Reproduce each record in the listing below exactly as written.

____

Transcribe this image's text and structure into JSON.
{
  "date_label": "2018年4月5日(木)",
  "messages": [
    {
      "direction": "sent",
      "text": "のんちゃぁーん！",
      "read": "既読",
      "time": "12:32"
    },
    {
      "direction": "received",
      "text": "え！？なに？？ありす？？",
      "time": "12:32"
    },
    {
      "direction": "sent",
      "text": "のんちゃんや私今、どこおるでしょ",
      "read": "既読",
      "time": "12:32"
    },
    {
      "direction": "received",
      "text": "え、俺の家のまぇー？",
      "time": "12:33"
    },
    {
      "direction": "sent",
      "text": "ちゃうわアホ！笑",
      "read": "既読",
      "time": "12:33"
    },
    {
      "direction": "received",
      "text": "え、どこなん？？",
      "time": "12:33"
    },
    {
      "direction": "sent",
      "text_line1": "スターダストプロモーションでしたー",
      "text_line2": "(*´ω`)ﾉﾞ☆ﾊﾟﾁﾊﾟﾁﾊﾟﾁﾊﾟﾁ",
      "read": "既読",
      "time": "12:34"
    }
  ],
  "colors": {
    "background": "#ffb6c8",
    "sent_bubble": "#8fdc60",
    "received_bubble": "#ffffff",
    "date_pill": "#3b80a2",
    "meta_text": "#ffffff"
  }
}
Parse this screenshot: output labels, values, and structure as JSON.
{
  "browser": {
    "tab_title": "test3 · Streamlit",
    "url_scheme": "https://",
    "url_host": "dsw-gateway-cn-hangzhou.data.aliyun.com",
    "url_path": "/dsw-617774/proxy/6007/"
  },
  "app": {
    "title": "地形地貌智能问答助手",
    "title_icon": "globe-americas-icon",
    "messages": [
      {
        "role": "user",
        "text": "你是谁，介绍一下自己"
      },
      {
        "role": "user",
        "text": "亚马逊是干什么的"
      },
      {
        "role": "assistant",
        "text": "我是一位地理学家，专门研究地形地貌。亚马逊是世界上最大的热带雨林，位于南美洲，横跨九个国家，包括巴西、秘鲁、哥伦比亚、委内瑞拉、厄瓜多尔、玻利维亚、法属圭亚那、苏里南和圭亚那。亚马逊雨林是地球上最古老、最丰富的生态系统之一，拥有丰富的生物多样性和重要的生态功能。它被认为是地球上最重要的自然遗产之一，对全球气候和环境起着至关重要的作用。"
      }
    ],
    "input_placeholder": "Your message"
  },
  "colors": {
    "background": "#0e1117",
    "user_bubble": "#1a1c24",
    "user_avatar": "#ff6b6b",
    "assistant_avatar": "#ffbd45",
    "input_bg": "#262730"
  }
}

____

== Written response ==
Transcribe this image's text and structure into JSON.
{
  "date_label": "2018年4月5日(木)",
  "messages": [
    {
      "direction": "sent",
      "text": "のんちゃぁーん！",
      "read": "既読",
      "time": "12:32"
    },
    {
      "direction": "received",
      "text": "え！？なに？？ありす？？",
      "time": "12:32"
    },
    {
      "direction": "sent",
      "text": "のんちゃんや私今、どこおるでしょ",
      "read": "既読",
      "time": "12:32"
    },
    {
      "direction": "received",
      "text": "え、俺の家のまぇー？",
      "time": "12:33"
    },
    {
      "direction": "sent",
      "text": "ちゃうわアホ！笑",
      "read": "既読",
      "time": "12:33"
    },
    {
      "direction": "received",
      "text": "え、どこなん？？",
      "time": "12:33"
    },
    {
      "direction": "sent",
      "text_line1": "スターダストプロモーションでしたー",
      "text_line2": "(*´ω`)ﾉﾞ☆ﾊﾟﾁﾊﾟﾁﾊﾟﾁﾊﾟﾁ",
      "read": "既読",
      "time": "12:34"
    }
  ],
  "colors": {
    "background": "#ffb6c8",
    "sent_bubble": "#8fdc60",
    "received_bubble": "#ffffff",
    "date_pill": "#3b80a2",
    "meta_text": "#ffffff"
  }
}
Parse this screenshot: output labels, values, and structure as JSON.
{
  "browser": {
    "tab_title": "test3 · Streamlit",
    "url_scheme": "https://",
    "url_host": "dsw-gateway-cn-hangzhou.data.aliyun.com",
    "url_path": "/dsw-617774/proxy/6007/"
  },
  "app": {
    "title": "地形地貌智能问答助手",
    "title_icon": "globe-americas-icon",
    "messages": [
      {
        "role": "user",
        "text": "你是谁，介绍一下自己"
      },
      {
        "role": "user",
        "text": "亚马逊是干什么的"
      },
      {
        "role": "assistant",
        "text": "我是一位地理学家，专门研究地形地貌。亚马逊是世界上最大的热带雨林，位于南美洲，横跨九个国家，包括巴西、秘鲁、哥伦比亚、委内瑞拉、厄瓜多尔、玻利维亚、法属圭亚那、苏里南和圭亚那。亚马逊雨林是地球上最古老、最丰富的生态系统之一，拥有丰富的生物多样性和重要的生态功能。它被认为是地球上最重要的自然遗产之一，对全球气候和环境起着至关重要的作用。"
      }
    ],
    "input_placeholder": "Your message"
  },
  "colors": {
    "background": "#0e1117",
    "user_bubble": "#1a1c24",
    "user_avatar": "#ff6b6b",
    "assistant_avatar": "#ffbd45",
    "input_bg": "#262730"
  }
}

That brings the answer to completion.